Lowell Fraud Case Leads To 16-Count Federal Indictment For Defrauding Investors

Allen Frederick Wichtendahl and Diana Stewart were indicted Thursday on 16 federal counts of defrauding investors of more than $1 million.

Wichtendahl, age 60, and Stewart, 49, both of Lowell, collected money from investors for projects, including a Nigerian power plant. A federal grand jury in Fort Smith handed down the charges, announced by Conner Eldridge, United States Attorney for the Western District of Arkansas, and Randy Coleman, Special Agent in Charge of the Arkansas Federal Bureau of Investigation.

Charges include three counts of mail fraud, three counts of wire fraud four counts of securities fraud, four counts of selling an unregistered security and two counts of money laundering. Stewart was charged with aiding and abetting on all 16 counts.

According to court documents Wichtendahl solicited investors to make payments to “New Vision Technology.” The scheme dates back to the mid-1990s and continued after he moved from Florida to northwest Arkansas.

“Wichtendahl coaxed investors by representing that New Vision Technology sold products in Bulgaria and planned to build a power plant, sell tractors, and establish a cassava processing facility in Nigeria,” according to court documents. “Wichtendahl also established a misleading website and represented that he had made a $12 million capital investment in the company.

"From July 2009 to September 2012, Wichtendahl and Stewart collected over one million dollars from investors. The majority of this money was used to pay for Wichtendahl and Stewart’s personal expenses and to maintain the appearance of a legitimate business enterprise. Investors received nothing in return for their money.” 

The two face the following maximum penalties for each count charged: (1) mail fraud—$250,000 fine and 20 years imprisonment; (2) wire fraud—$250,000 fine and 20 years imprisonment; (3) securities fraud—$5 million fine and 20 years imprisonment; (4) failure to register a security—$10,000 fine and 5 years imprisonment; (5) money laundering—$250,000 fine (or twice the amount of criminally derived property) and 10 years imprisonment.

“As this case and others demonstrate, it is a priority for our office to investigate and prosecute those who swindle investors out of their hard-earned money by fraud and deceit,” Eldridge said.

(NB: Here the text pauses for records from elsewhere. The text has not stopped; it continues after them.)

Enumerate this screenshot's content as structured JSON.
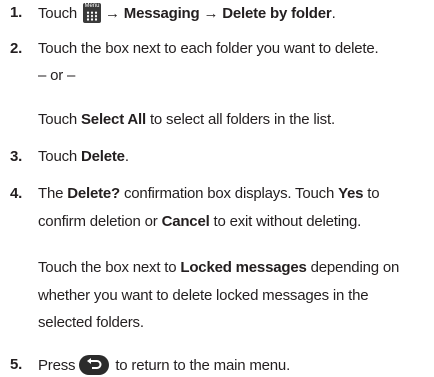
{
  "steps": {
    "s1": {
      "num": "1.",
      "pre": "Touch",
      "icon": "menu-icon",
      "icon_caption": "Menu",
      "path": "→ Messaging → Delete by folder",
      "end": "."
    },
    "s2": {
      "num": "2.",
      "line1": "Touch the box next to each folder you want to delete.",
      "or": "– or –",
      "pre": "Touch ",
      "bold": "Select All",
      "post": " to select all folders in the list."
    },
    "s3": {
      "num": "3.",
      "pre": "Touch ",
      "bold": "Delete",
      "post": "."
    },
    "s4": {
      "num": "4.",
      "a_pre": "The ",
      "a_bold": "Delete?",
      "a_mid": " confirmation box displays. Touch ",
      "a_bold2": "Yes",
      "a_post": " to",
      "b_pre": "confirm deletion or ",
      "b_bold": "Cancel",
      "b_post": " to exit without deleting.",
      "c_pre": "Touch the box next to ",
      "c_bold": "Locked messages",
      "c_post": " depending on",
      "d": "whether you want to delete locked messages in the",
      "e": "selected folders."
    },
    "s5": {
      "num": "5.",
      "pre": "Press",
      "icon": "back-icon",
      "post": "to return to the main menu."
    }
  }
}
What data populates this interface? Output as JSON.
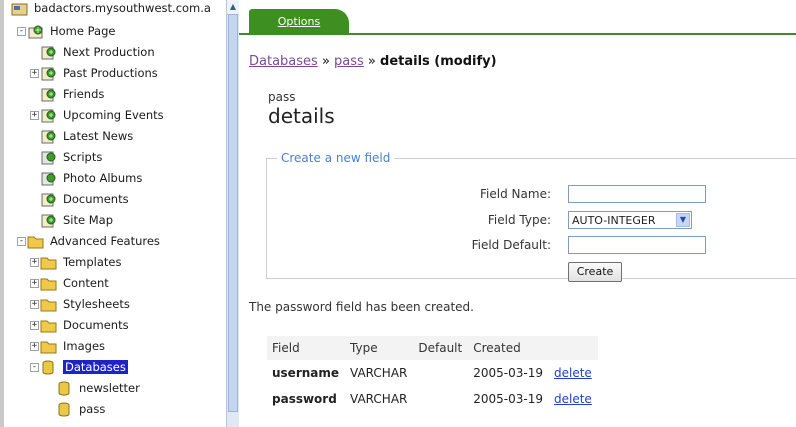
{
  "tree": {
    "items": [
      {
        "label": "badactors.mysouthwest.com.a",
        "indent": 0,
        "expander": "",
        "icon": "site",
        "selected": false
      },
      {
        "label": "Home Page",
        "indent": 1,
        "expander": "-",
        "icon": "home",
        "selected": false
      },
      {
        "label": "Next Production",
        "indent": 2,
        "expander": "",
        "icon": "page",
        "selected": false
      },
      {
        "label": "Past Productions",
        "indent": 2,
        "expander": "+",
        "icon": "page",
        "selected": false
      },
      {
        "label": "Friends",
        "indent": 2,
        "expander": "",
        "icon": "page",
        "selected": false
      },
      {
        "label": "Upcoming Events",
        "indent": 2,
        "expander": "+",
        "icon": "page",
        "selected": false
      },
      {
        "label": "Latest News",
        "indent": 2,
        "expander": "",
        "icon": "page",
        "selected": false
      },
      {
        "label": "Scripts",
        "indent": 2,
        "expander": "",
        "icon": "page-green",
        "selected": false
      },
      {
        "label": "Photo Albums",
        "indent": 2,
        "expander": "",
        "icon": "page-green",
        "selected": false
      },
      {
        "label": "Documents",
        "indent": 2,
        "expander": "",
        "icon": "page",
        "selected": false
      },
      {
        "label": "Site Map",
        "indent": 2,
        "expander": "",
        "icon": "page",
        "selected": false
      },
      {
        "label": "Advanced Features",
        "indent": 1,
        "expander": "-",
        "icon": "folder",
        "selected": false
      },
      {
        "label": "Templates",
        "indent": 2,
        "expander": "+",
        "icon": "folder",
        "selected": false
      },
      {
        "label": "Content",
        "indent": 2,
        "expander": "+",
        "icon": "folder",
        "selected": false
      },
      {
        "label": "Stylesheets",
        "indent": 2,
        "expander": "+",
        "icon": "folder",
        "selected": false
      },
      {
        "label": "Documents",
        "indent": 2,
        "expander": "+",
        "icon": "folder",
        "selected": false
      },
      {
        "label": "Images",
        "indent": 2,
        "expander": "+",
        "icon": "folder",
        "selected": false
      },
      {
        "label": "Databases",
        "indent": 2,
        "expander": "-",
        "icon": "database",
        "selected": true
      },
      {
        "label": "newsletter",
        "indent": 3,
        "expander": "",
        "icon": "database",
        "selected": false
      },
      {
        "label": "pass",
        "indent": 3,
        "expander": "",
        "icon": "database",
        "selected": false
      }
    ]
  },
  "tabs": {
    "options_label": "Options"
  },
  "breadcrumb": {
    "databases": "Databases",
    "sep1": " » ",
    "pass": "pass",
    "sep2": " » ",
    "current": "details (modify)"
  },
  "header": {
    "pretitle": "pass",
    "title": "details"
  },
  "new_field": {
    "legend": "Create a new field",
    "name_label": "Field Name:",
    "name_value": "",
    "type_label": "Field Type:",
    "type_value": "AUTO-INTEGER",
    "default_label": "Field Default:",
    "default_value": "",
    "create_label": "Create"
  },
  "status_message": "The password field has been created.",
  "fields_table": {
    "headers": [
      "Field",
      "Type",
      "Default",
      "Created"
    ],
    "rows": [
      {
        "field": "username",
        "type": "VARCHAR",
        "default": "",
        "created": "2005-03-19",
        "action": "delete"
      },
      {
        "field": "password",
        "type": "VARCHAR",
        "default": "",
        "created": "2005-03-19",
        "action": "delete"
      }
    ]
  },
  "colors": {
    "tab_green": "#3e8f22",
    "link_purple": "#7a4b93",
    "link_blue": "#2141c8",
    "legend_blue": "#4a7fd0",
    "selection": "#1f23c6"
  }
}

Investigation for the case was handled by the FBI, IRS, the Rogers Police Department and the United States Postal Service.